Empathetic Chipper thinks Rivera will be back

Empathetic Chipper thinks Rivera will be back

Empathetic Chipper thinks Rivera will be back
DENVER -- Chipper Jones is willing to provide any advice or motivation Mariano Rivera might want, as the Yankees closer spends the next few months attempting to prove he can return from the significant knee injury he suffered while shagging fly balls in batting practice on Thursday night.

Less than 24 hours after tearing the anterior cruciate ligament in his right knee, the 42-year-old Rivera has already said he will make every attempt to pitch again. The 40-year-old Jones delivered a similar message shortly after learning he had torn the ACL in his left knee for a second time on Aug. 10, 2010.

"I feel for anybody who blows an ACL, because your year is over," Jones said. "You're looking best-case scenario at five or six months. It's a shame, because Mo and I are coming down to the end. I doubt very seriously that he's thrown his last pitch. But you hate to cheat the fans from getting to see a guy like that pitch. "I wish him the best. If he needs any advice, I've been through it."

As a frustrated Jones watched the Braves participate in the 2010 playoffs without him, he remained motivated by the goal to be ready by the start of the following Spring Training. That helped him get through the rough days which followed as he rehabbed during the winter months.

Rivera's injury will likely prove to be season ending. But Jones said he will not be surprised if the veteran closer manages to prepare himself for the possibility of pitching for the Yankees during the playoffs.

"There's a lot of rehab involved," Jones said. "But with his work ethic, I think we all know he'll be ahead of schedule. If there is any possibility of coming back by the end of the season, I think Mo could probably do it."

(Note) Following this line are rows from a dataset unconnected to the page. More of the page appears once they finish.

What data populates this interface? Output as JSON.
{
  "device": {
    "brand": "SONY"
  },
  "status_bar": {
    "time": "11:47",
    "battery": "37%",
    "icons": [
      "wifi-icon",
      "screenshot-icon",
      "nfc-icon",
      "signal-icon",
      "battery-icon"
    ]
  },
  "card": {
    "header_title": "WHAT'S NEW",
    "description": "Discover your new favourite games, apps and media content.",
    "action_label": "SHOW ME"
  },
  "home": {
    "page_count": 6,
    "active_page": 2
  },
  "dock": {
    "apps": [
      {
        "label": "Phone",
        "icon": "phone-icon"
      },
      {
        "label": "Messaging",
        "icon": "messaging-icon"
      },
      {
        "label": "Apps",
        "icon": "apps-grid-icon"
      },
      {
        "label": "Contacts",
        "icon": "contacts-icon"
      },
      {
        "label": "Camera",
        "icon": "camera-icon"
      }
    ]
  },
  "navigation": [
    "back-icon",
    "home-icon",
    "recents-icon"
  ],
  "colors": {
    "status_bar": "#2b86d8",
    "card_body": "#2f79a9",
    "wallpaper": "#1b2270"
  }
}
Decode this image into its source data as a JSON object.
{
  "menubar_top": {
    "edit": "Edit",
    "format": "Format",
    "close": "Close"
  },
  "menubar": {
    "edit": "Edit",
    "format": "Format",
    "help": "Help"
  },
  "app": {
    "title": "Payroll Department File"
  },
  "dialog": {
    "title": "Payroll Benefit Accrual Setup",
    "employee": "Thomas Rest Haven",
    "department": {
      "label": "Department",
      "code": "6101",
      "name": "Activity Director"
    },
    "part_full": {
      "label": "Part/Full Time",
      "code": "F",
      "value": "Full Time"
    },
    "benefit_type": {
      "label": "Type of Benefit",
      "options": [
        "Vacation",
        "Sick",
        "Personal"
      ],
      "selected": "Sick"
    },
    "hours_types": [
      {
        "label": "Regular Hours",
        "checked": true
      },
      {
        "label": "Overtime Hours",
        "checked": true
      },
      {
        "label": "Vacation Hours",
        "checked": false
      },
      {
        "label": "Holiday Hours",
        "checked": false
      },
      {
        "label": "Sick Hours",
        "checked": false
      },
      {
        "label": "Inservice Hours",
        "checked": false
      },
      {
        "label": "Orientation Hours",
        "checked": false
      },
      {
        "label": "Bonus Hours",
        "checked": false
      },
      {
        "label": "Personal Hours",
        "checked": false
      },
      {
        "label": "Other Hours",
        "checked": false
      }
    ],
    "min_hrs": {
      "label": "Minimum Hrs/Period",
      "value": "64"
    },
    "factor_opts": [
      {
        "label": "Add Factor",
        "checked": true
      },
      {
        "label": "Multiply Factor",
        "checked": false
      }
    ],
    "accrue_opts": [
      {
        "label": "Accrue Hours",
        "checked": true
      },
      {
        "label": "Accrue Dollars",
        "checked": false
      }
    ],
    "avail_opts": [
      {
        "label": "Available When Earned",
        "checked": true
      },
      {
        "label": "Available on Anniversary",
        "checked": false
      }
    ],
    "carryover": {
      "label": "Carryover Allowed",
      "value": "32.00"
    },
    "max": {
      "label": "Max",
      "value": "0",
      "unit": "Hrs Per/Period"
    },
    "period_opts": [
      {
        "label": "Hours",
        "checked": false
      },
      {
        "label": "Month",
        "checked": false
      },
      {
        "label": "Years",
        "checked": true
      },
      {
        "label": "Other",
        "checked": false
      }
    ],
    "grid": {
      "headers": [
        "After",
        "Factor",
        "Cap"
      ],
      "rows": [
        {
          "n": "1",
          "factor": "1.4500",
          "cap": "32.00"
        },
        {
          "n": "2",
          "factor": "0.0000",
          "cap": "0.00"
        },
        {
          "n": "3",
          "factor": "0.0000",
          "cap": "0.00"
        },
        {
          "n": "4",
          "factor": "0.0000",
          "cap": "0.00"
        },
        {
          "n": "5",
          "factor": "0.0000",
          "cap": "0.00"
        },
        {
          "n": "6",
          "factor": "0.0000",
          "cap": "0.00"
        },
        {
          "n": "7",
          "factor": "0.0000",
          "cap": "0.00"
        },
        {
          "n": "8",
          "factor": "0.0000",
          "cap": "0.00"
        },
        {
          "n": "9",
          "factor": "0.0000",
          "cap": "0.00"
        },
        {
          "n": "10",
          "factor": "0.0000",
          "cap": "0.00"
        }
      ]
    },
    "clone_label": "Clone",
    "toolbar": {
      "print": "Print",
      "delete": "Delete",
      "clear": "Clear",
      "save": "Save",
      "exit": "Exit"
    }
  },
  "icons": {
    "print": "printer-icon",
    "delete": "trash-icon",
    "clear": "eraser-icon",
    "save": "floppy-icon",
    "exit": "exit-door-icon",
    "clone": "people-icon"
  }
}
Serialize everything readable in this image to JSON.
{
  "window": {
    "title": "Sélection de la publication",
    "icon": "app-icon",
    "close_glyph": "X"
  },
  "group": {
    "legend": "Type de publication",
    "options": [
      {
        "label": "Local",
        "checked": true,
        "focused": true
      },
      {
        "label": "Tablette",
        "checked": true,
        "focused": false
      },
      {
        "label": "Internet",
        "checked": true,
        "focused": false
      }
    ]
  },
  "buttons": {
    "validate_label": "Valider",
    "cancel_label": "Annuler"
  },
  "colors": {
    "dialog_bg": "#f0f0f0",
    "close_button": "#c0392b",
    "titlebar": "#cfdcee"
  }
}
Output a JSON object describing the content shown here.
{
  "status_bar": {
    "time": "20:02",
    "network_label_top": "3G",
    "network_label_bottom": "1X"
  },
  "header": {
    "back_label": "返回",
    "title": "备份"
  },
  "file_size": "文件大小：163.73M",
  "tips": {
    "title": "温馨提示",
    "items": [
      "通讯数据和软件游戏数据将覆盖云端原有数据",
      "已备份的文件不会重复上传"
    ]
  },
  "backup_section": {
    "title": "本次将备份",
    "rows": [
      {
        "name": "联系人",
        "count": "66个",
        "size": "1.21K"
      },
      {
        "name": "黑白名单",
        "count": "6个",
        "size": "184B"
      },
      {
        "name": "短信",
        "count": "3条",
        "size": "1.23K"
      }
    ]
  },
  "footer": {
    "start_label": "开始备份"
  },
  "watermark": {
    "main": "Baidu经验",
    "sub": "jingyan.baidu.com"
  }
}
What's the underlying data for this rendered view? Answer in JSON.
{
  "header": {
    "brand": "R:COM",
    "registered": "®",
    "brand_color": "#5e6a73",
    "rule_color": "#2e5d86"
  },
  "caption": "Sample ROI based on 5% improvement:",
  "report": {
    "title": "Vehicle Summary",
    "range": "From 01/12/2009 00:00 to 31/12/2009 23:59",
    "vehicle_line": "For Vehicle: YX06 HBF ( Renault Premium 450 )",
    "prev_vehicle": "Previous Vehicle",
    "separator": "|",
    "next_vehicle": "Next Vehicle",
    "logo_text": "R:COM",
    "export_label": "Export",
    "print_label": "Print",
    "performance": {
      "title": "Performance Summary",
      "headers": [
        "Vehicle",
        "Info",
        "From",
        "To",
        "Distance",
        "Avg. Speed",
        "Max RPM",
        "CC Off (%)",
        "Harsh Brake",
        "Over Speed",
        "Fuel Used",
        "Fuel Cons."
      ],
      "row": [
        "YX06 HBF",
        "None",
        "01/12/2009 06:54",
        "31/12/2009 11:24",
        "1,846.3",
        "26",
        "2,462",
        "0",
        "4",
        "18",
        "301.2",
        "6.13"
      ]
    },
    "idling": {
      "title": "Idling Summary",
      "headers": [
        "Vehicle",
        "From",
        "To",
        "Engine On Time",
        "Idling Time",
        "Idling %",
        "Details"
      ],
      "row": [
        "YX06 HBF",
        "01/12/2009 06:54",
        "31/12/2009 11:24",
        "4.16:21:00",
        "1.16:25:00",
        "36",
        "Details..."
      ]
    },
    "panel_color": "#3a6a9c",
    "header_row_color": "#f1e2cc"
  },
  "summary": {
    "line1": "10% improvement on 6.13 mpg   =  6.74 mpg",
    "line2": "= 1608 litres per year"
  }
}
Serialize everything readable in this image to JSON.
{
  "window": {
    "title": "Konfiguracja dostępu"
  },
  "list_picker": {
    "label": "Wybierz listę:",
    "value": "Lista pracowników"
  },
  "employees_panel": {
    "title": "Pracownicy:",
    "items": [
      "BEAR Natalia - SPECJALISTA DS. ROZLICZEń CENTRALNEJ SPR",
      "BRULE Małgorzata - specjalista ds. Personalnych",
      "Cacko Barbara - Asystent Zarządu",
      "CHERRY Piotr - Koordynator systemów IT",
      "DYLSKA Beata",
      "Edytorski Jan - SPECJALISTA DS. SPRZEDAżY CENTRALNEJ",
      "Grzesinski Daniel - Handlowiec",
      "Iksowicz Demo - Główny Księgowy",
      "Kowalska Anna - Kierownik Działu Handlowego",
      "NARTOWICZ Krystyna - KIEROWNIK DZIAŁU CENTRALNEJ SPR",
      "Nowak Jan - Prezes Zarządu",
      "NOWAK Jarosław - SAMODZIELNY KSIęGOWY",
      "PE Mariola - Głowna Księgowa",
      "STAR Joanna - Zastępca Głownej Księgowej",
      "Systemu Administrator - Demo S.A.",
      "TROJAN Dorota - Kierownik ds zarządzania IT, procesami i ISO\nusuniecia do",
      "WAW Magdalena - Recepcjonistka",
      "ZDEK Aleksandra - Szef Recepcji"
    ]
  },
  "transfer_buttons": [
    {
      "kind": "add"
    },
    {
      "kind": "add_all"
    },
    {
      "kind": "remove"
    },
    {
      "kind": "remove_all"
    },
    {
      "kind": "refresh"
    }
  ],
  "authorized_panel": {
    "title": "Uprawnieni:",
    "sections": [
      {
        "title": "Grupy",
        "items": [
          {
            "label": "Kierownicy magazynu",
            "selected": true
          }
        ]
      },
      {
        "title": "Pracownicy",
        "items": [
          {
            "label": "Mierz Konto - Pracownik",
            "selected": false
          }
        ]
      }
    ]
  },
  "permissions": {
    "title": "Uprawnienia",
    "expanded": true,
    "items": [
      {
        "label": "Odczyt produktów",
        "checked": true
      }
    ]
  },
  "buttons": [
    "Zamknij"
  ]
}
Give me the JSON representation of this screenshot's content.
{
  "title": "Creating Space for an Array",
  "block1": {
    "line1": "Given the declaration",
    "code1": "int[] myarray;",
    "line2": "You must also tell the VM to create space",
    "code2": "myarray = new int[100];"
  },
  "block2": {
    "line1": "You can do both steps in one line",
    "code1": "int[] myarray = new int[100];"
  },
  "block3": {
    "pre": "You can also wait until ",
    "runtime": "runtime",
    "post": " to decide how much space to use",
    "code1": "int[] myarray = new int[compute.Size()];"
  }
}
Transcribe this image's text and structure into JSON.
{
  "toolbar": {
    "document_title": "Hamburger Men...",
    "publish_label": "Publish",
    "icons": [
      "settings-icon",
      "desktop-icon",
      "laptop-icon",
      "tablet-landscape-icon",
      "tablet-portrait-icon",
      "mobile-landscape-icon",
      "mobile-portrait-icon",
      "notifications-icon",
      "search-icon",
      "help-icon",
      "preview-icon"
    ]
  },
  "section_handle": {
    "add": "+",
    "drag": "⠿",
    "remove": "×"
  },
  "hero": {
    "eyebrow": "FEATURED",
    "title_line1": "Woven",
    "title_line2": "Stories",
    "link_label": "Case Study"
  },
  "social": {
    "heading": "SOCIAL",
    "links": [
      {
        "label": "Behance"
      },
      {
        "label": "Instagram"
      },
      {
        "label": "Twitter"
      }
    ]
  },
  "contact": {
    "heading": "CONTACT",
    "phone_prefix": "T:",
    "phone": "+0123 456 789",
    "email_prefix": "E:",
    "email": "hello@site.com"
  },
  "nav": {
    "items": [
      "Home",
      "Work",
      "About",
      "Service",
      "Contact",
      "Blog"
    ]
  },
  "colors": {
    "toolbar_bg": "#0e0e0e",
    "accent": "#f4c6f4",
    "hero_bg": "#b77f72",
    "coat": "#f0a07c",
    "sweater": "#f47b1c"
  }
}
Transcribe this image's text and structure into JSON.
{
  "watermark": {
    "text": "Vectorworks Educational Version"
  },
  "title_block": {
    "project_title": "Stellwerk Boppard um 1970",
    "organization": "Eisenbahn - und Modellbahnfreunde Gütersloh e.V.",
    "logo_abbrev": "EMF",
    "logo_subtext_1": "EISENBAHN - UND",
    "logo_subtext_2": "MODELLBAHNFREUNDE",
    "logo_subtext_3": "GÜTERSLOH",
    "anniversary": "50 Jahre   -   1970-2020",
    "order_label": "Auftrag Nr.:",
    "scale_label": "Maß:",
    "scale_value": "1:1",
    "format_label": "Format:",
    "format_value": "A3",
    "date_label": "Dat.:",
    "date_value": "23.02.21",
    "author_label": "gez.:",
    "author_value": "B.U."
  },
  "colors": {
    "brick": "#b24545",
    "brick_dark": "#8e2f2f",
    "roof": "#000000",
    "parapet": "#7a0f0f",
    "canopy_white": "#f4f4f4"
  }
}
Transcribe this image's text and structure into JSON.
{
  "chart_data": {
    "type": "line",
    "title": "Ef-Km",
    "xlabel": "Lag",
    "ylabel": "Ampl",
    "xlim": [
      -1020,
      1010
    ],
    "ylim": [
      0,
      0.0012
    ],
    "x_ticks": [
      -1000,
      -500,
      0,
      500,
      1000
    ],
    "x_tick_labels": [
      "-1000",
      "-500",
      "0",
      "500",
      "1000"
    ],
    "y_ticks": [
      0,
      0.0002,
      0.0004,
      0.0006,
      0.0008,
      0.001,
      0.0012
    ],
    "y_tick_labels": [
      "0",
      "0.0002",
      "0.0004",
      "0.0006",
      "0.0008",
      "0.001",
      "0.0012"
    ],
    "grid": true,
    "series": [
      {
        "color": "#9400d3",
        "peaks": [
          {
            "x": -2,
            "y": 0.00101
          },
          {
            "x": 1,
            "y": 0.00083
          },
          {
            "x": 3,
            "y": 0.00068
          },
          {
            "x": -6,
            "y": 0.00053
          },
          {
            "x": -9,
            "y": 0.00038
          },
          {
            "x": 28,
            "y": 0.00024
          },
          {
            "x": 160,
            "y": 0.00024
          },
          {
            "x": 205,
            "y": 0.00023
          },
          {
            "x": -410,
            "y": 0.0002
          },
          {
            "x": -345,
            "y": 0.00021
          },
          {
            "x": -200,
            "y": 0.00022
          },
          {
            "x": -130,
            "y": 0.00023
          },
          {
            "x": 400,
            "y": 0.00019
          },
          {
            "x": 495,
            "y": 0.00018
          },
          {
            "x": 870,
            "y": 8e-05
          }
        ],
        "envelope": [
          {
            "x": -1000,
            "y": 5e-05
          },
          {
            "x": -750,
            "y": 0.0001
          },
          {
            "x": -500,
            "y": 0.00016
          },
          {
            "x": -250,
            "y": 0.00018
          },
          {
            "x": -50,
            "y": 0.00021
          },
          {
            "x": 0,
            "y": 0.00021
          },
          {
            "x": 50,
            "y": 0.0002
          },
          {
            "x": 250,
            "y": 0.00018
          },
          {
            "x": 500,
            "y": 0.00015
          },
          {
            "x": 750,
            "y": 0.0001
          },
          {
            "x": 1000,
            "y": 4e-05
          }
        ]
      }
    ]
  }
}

Some of the concerns about Jones' return centered around the fact that he had also torn his left ACL before the start of the 1994 season. But most of the discomfort he felt last year came courtesy of the torn meniscus in his right knee.

Jones missed a little more than two weeks in July after undergoing arthroscopic surgery to repair the meniscus. He was forced to undergo the same procedure on his left knee before the start of this season, and he has dealt with regular discomfort over the past couple of weeks.

But Jones has still provided significant value when he has been able to play this year. His walk-off home run in the 11th inning of Wednesday's thrilling win over the Phillies only solidified his belief that he made the right decision to return after suffering the significant knee injury two years ago.

"I felt cheated the last two months of the season, because I was playing good baseball at the time," Jones said. "I'm sure [Rivera] feels the same way, like he got cheated out of the last five months of the season. Nobody wants their last image to be of getting carted or carried off the field and have that be it. I know where he is coming from."

Mark Bowman is a reporter for MLB.com. This story was not subject to the approval of Major League Baseball or its clubs.